The same can hardly be said of our own Senate. In terms of pedigree, the National Assembly and the Senate are similarly composed with any difference arising by sheer coincidence. Representatives of both are elected at the general election and they serve a similar term. The main role of the Senate is to serve and protect the interests of counties and participate in presidential oversight. While the former function is often exercised in conjunction with the National Assembly, the latter must be carried out in conjunction with the National Assembly. Otherwise the Senate has no appellate jurisdiction. It’s mostly dormant hence repeated calls to scrap it. Because of this, our laws are shallow and susceptible to the rough and tumble of elective politics.
A council presidency
Is it also time we considered a Council Presidency?

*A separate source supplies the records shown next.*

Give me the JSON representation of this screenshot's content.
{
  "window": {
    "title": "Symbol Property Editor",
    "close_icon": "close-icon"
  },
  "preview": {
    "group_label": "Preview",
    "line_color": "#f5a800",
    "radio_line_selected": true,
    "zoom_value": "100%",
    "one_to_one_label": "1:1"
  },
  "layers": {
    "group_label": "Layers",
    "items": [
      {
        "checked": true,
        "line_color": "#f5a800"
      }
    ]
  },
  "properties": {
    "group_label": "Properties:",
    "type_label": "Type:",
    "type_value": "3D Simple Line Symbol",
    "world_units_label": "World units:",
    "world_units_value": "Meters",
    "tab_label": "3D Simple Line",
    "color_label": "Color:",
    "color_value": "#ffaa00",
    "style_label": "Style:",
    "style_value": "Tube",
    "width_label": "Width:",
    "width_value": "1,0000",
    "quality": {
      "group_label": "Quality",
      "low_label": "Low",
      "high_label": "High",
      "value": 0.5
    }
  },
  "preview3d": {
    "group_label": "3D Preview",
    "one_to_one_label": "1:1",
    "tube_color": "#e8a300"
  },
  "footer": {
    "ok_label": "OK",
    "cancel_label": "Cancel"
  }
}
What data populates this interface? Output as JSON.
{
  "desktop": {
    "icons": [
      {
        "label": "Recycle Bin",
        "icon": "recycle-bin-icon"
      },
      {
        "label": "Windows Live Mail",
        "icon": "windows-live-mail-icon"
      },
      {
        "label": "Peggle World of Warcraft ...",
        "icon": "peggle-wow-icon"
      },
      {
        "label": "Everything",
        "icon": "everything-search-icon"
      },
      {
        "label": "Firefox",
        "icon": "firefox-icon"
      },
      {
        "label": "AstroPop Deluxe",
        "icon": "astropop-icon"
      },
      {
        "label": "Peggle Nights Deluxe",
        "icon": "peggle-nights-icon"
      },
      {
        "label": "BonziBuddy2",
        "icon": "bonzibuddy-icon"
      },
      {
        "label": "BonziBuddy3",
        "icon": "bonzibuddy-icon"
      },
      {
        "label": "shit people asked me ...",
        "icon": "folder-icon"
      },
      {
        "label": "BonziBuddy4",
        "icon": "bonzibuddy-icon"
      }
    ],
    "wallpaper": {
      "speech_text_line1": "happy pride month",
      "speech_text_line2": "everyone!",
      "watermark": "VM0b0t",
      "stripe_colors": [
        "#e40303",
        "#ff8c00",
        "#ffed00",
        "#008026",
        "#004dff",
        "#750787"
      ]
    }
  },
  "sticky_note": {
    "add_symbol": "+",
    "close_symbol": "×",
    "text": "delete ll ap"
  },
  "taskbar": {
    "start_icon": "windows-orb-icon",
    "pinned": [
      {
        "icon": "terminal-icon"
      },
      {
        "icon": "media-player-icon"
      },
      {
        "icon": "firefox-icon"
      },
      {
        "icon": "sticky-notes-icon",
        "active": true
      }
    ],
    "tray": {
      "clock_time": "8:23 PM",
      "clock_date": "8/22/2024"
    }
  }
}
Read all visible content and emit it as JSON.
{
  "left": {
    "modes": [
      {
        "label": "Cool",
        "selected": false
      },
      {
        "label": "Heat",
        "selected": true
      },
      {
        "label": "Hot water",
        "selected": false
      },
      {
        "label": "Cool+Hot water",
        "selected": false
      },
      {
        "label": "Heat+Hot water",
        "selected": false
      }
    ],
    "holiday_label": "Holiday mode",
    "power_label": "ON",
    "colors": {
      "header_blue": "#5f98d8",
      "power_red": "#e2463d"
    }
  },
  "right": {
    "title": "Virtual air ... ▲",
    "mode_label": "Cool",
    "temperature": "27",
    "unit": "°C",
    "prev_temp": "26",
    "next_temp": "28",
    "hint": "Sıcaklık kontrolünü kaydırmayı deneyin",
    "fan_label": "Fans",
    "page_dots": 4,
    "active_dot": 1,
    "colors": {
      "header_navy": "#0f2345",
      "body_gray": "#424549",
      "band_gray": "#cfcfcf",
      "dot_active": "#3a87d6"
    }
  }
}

The nature of electoral politics in Kenya is that only a coalition of large parties (tribes) can deliver the presidency. Losers feel left out with many more tribes all but guaranteed the impossibility of a stint at the helm. As argued earlier, in return for the support of another party, a candidate will trade government business, appointive and elective positions or even money. Success means that public service is dominated by persons from the coalition partners’ backyards. It also means a departure from public procurement rules to award business to cronies and slow justice in the tolerance of politically invaluable corrupt and the sacrifice of the less valuable (Cox, supra). Parliament is equally conflicted hence inability to effectively discharge its functions under Articles 94, 95 and 96.
Ethnicity remains a central component of political relations in Kenya. For the longest time, regionalism was mooted as the perfect antidote to the liberal democratic phenomenon of the perpetual dictatorship of numerically larger ethnic communities. Some have even made calls for outright secession, dismissing unitary government in Africa as a western concept conceived under the influence of greed and socio- economic desperation. “It’s only right that each tribe went back to governing itself.”
While logically sound, such government is impossible where, in a country like ours, there are 42 tribes. But it is also true that, even with the introduction of federalism, national government remains the preserve of select few – with serious ramifications to the combined majority of the smaller tribes. Devolution has been chocked by counties’ reliance on national government. It has also done nothing to curb corruption, tribalism and bad governance. This is why we need a council presidency representing the 8 original provinces.
As it is with the Federal Council of Switzerland, members of the council should be equal in power and responsibility but with a ceremonial chair who is really, a first among equals. Council members from among themselves elect the chair for a single one-year term. He is to act as the face of the council. Deliberations should be made with the aid of a vote. Just as it happens in the Supreme Court, a tie of votes should mean the defeat of the contested motion. As the executive branch, members should be appointed through a competitive public process in the same manner the chief justice and his deputy is appointed. And though subject to parliamentary oversight, the council should enjoy a security of tenure.
Council presidency does not guarantee good government but it at least spreads the tokens of clientelism and political patronage amongst the represented tribes. An appointed presidency enjoying a security of tenure also means a presidency that is able to freely execute its mandate without fear of the political cost. In fact, a strong senate and the council greatly improve the chances of good governance.
The drafters of our Constitution borrowed heavily from the best democracies, but we are duty bound to find a system that fits our own situation.